(Stored items)
+++

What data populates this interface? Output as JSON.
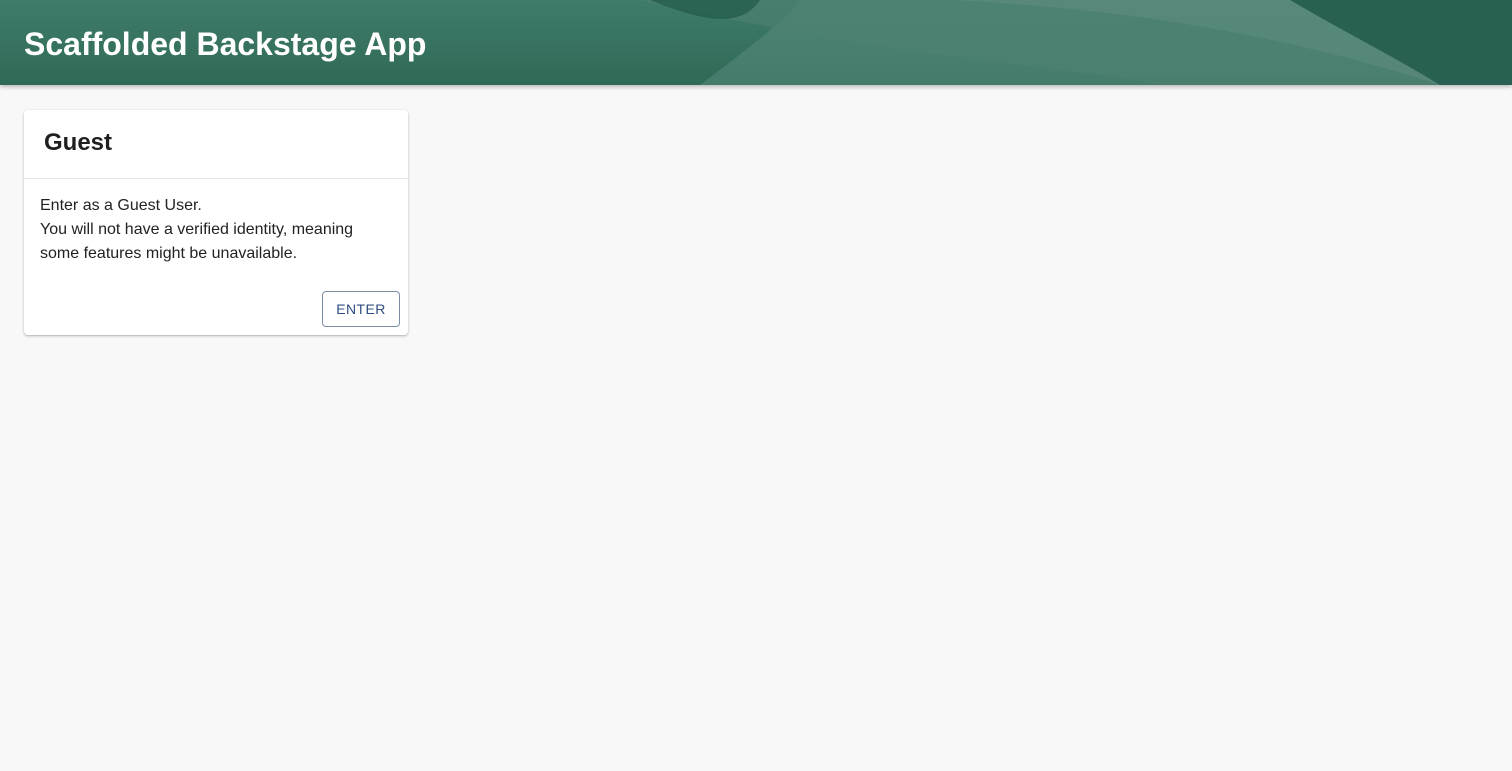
{
  "header": {
    "title": "Scaffolded Backstage App",
    "colors": {
      "base": "#35735f",
      "dark": "#245c4d",
      "light": "#5a8a7c"
    }
  },
  "guest_card": {
    "title": "Guest",
    "description_lines": [
      "Enter as a Guest User.",
      "You will not have a verified identity, meaning",
      "some features might be unavailable."
    ],
    "enter_label": "ENTER"
  },
  "colors": {
    "page_background": "#f8f8f8",
    "button_text": "#2e4d80"
  }
}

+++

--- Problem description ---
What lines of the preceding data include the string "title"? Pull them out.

--- Result of the task ---
    "title": "Scaffolded Backstage App",
    "title": "Guest",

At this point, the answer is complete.